Insect of the Month (September): Tsetse fly, Glossina morsitans
Tsetse flies occur only in Africa and are found in 38 countries where they transmit African trypanosomes, parasites that cause nagana in cattle and sleeping sickness in people. African animal trypanosomosis (nagana) costs the continent in excess of 10 billion USD annually in part because of its impact on loss of farming. Tsetse flies have a unique biology shared only with a few other insects – they do not lay eggs like other insects and give birth to one live larva at a time. Once a larva is released onto the soil, its burrow into the ground and change into a hard-cased pupa within a few minutes. It will emerge as an adult after three weeks and live for up to four months under ideal conditions.

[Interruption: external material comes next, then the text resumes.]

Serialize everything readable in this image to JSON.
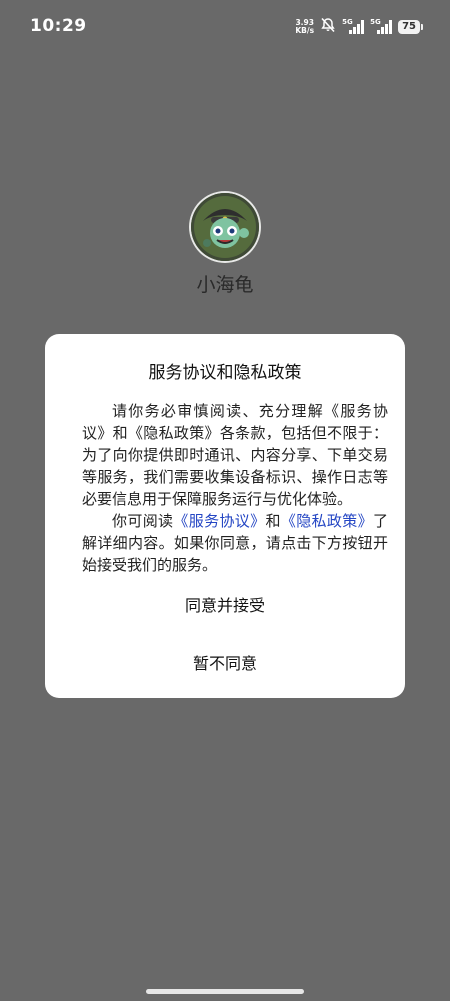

Both male and female tsetse flies feed only on blood, and either acquire and transmit trypanosomes as they feed. One of the most effective tools to control tsetse flies is the ngu trap, developed by icipe scientists in the 1980s. By studying the ecology of tsetse flies, icipe scientists have also developed a repellent blend of compounds based on waterbuck scents, which are effective in keeping tsetse flies away from livestock.